Professor to address race, religion, politics during Windsor visit
Sandwich First Baptist Church leaders are hoping to help ease cultural division and increase understanding of structural opposition and lack of political solidarity between Black and Jews with the assistance of Harvard professor Terrence L. Johnson.
“(He is) a person that has dedicated his life to speaking on changing things,” said Sandwich First clerk and heritage co-ordinator Lana Talbot of Johnson, a professor of African American religious studies at Harvard Divinity School in Cambridge, Mass.
“Change is hard but it’s not impossible,” Talbot said.
Johnson will speak Thursday on the topic Torn Asunder: Blacks, Jews, and the Fragments of Political Solidarity, during an evening co-sponsored by Assumption University.
Understanding different cultures, religions and ethnicities is key to supporting human rights said Talbot.
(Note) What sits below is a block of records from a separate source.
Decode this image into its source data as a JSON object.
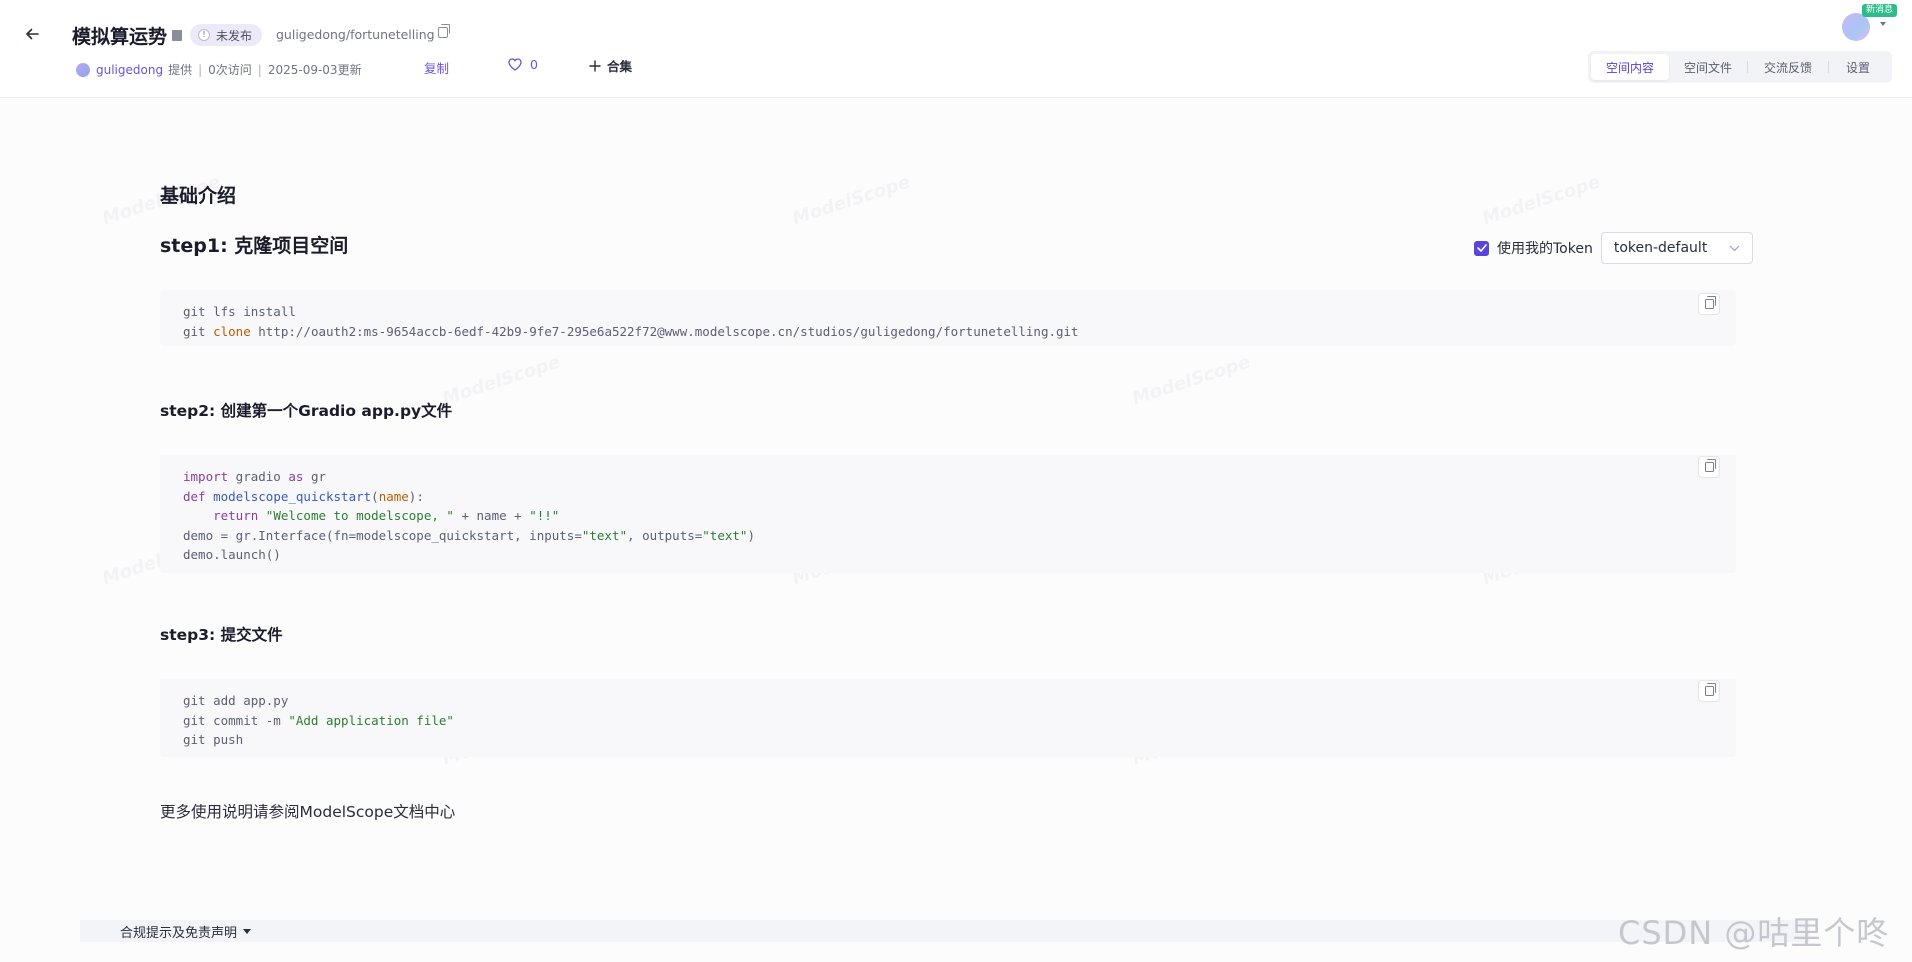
{
  "header": {
    "title": "模拟算运势",
    "status_badge": "未发布",
    "repo_path": "guligedong/fortunetelling",
    "author": "guligedong",
    "provided": "提供",
    "visits": "0次访问",
    "updated": "2025-09-03更新",
    "copy_label": "复制",
    "like_count": "0",
    "collection_label": "合集",
    "new_message_badge": "新消息"
  },
  "tabs": [
    {
      "label": "空间内容",
      "active": true
    },
    {
      "label": "空间文件",
      "active": false
    },
    {
      "label": "交流反馈",
      "active": false
    },
    {
      "label": "设置",
      "active": false
    }
  ],
  "content": {
    "intro_heading": "基础介绍",
    "step1_heading": "step1: 克隆项目空间",
    "token_checkbox_label": "使用我的Token",
    "token_select_value": "token-default",
    "step1_code": {
      "line1": "git lfs install",
      "line2_cmd": "git ",
      "line2_kw": "clone",
      "line2_rest": " http://oauth2:ms-9654accb-6edf-42b9-9fe7-295e6a522f72@www.modelscope.cn/studios/guligedong/fortunetelling.git"
    },
    "step2_heading": "step2: 创建第一个Gradio app.py文件",
    "step2_code": {
      "l1_kw": "import",
      "l1_rest": " gradio ",
      "l1_kw2": "as",
      "l1_rest2": " gr",
      "l2_kw": "def",
      "l2_fn": "modelscope_quickstart",
      "l2_open": "(",
      "l2_param": "name",
      "l2_close": "):",
      "l3_indent": "    ",
      "l3_kw": "return",
      "l3_sp": " ",
      "l3_str1": "\"Welcome to modelscope, \"",
      "l3_mid": " + name + ",
      "l3_str2": "\"!!\"",
      "l4_pre": "demo = gr.Interface(fn=modelscope_quickstart, inputs=",
      "l4_str1": "\"text\"",
      "l4_mid": ", outputs=",
      "l4_str2": "\"text\"",
      "l4_end": ")",
      "l5": "demo.launch()"
    },
    "step3_heading": "step3: 提交文件",
    "step3_code": {
      "line1": "git add app.py",
      "line2_pre": "git commit -m ",
      "line2_str": "\"Add application file\"",
      "line3": "git push"
    },
    "more_docs": "更多使用说明请参阅ModelScope文档中心"
  },
  "footer": {
    "disclaimer": "合规提示及免责声明",
    "csdn_watermark": "CSDN @咕里个咚"
  },
  "watermark_text": "ModelScope",
  "colors": {
    "accent": "#5b45d8",
    "link": "#6b52d9",
    "badge_green": "#2dbd8a"
  }
}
“And trying to find out what has kept the two cultures completely apart — the Blacks and the Jews. Why are we in contention with each other,” she said. “We shouldn’t be.
“To me, it’s human, race, religion. It’s understanding why we are where we’re at today. It’s because we don’t understand each other’s cultures or ethnicities.”
Johnson, who has written a new book titled Blacks and Jews in America: An Invitation to Dialogue, said he is exploring how to begin to identify the root problems of nationalism and the global divide of mistrust in our institutions as well as how to think about constructive ways to engage folks to deal with these problems.
“I believe that my work with Black and Jews provides an interesting kind of template, in part because they kind of embody all the characteristics of what creates chaos and turmoil as we try to build toward solidarity,” Johnson said.
“It’s this whole idea that we really believe that Blacks and Jews, particularly in the US context, embody some of the central problems … in terms of race in America, in terms of religion.
“And for African-Americans, it’s this idea that they are the embodiment of the problem and for Jews, this idea that their blood is actually tainted, is why we see so much anti-Semitism,” he said.
Johnson said he is working to try to identify what are the pitfalls that groups face in getting to political solidarity and how to get rid of racism and anti-Semitism through public legislation, voting rights and other means.
Johnson’s work is timely in light of recent anti-Semitic comments by American rapper and designer Kayne West, now known as Ye, calling Jewish people “dangerous” and relying on anti-Semitic stereotypes.
“He is representative of the kind of problems in terms of rhetorical violence that we see in the US and abroad that I at least want to address and try and to figure out then how do we tackle this,” Johnson said.
Thursday’s event starts at 7 pm, at Sandwich First Baptist Church, 3652 Peter St. Doors open at 6 pm
There is no charge for admission.
The presentation is in partnership with Assumption University, Canterbury College, IONA, St Clair College and the Windsor Jewish Federation & Community Centre.
Visit assumptionu.ca for further information.